A student recently posted an assignment in the form of a problem question on an internet forum, asking forum participants for advice as though his facts were a real case he was researching. When this came to light the student claimed he’d done nothing wrong, while the teacher claimed it was a case of academic misconduct. It made me think about students discussing their assignments with their lawyer parents, or with tutors who set them on the right track, or whose barrister mates comments on their papers prior to submission. Meanwhile, we ask students to use scholarly academic research methods. We would like them to use formal research tools such as library catalogues, digests, citators, bibliographies and current awareness services to locate text books, monographs, legal encyclopaedias and journal articles. We would like them to cite cases from the best sources, ie, authorised reports, and to use only official versions of legislation.

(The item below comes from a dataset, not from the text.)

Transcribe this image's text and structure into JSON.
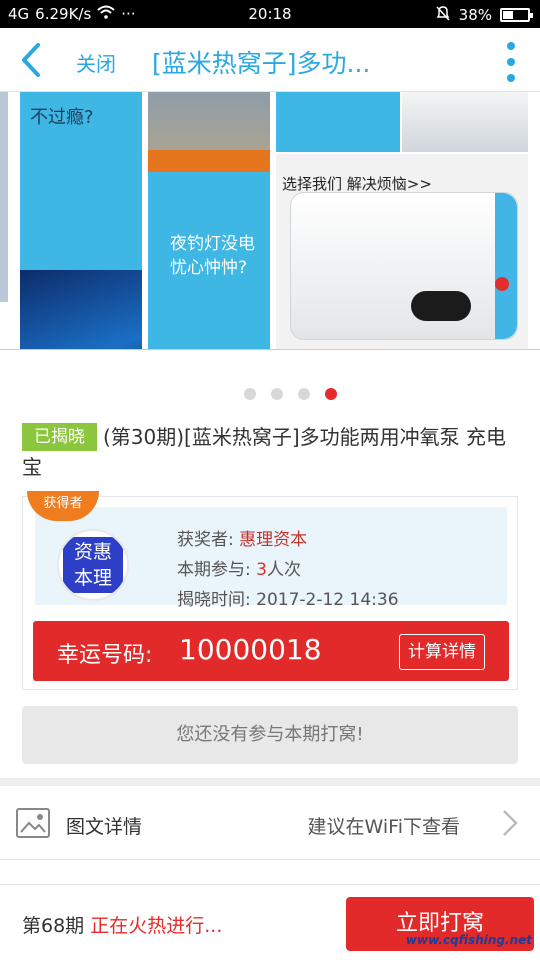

But where does academic misconduct begin and end? I mean, wouldn’t lawyers ask their friends where to start? Wouldn’t they ask another lawyer who has dealt with a similar case before? Or, heaven forbid, perhaps they’d even post their facts on an internet forum, hoping to get some quick advice. So, is informal legal research OK? If not, how do we get students to appreciate the importance of formal research methods and the place of more informal methods?
Some suggestions: Continue reading